● **Work instruction**: All of the records below should be retyped exactly, with no pictures included.

(Element data from apps and pages)
<<<<
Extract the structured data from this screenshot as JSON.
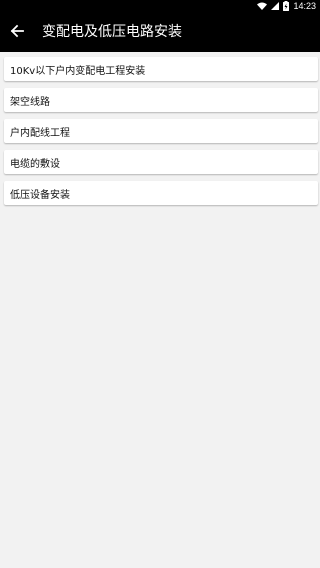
{
  "status_bar": {
    "time": "14:23",
    "icons": [
      "wifi-icon",
      "signal-icon",
      "battery-charging-icon"
    ]
  },
  "app_bar": {
    "back_icon": "arrow-left-icon",
    "title": "变配电及低压电路安装"
  },
  "list": {
    "items": [
      {
        "label": "10Kv以下户内变配电工程安装"
      },
      {
        "label": "架空线路"
      },
      {
        "label": "户内配线工程"
      },
      {
        "label": "电缆的敷设"
      },
      {
        "label": "低压设备安装"
      }
    ]
  }
}
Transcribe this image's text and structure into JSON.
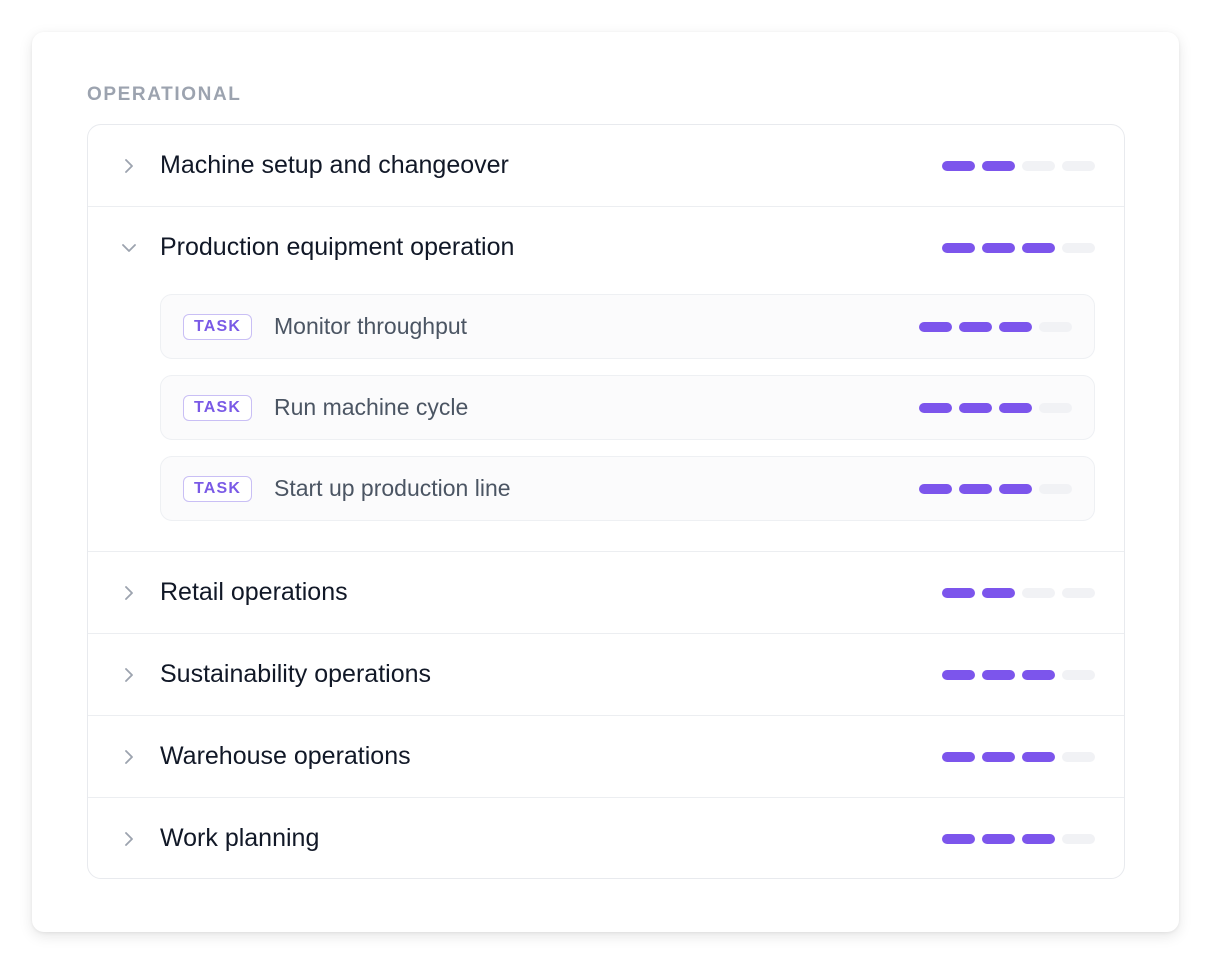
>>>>
● **Your solution**:
Extract the structured data from this screenshot as JSON.
{
  "status_bar": {
    "time": "14:23",
    "icons": [
      "wifi-icon",
      "signal-icon",
      "battery-charging-icon"
    ]
  },
  "app_bar": {
    "back_icon": "arrow-left-icon",
    "title": "变配电及低压电路安装"
  },
  "list": {
    "items": [
      {
        "label": "10Kv以下户内变配电工程安装"
      },
      {
        "label": "架空线路"
      },
      {
        "label": "户内配线工程"
      },
      {
        "label": "电缆的敷设"
      },
      {
        "label": "低压设备安装"
      }
    ]
  }
}
Transcribe this image's text and structure into JSON.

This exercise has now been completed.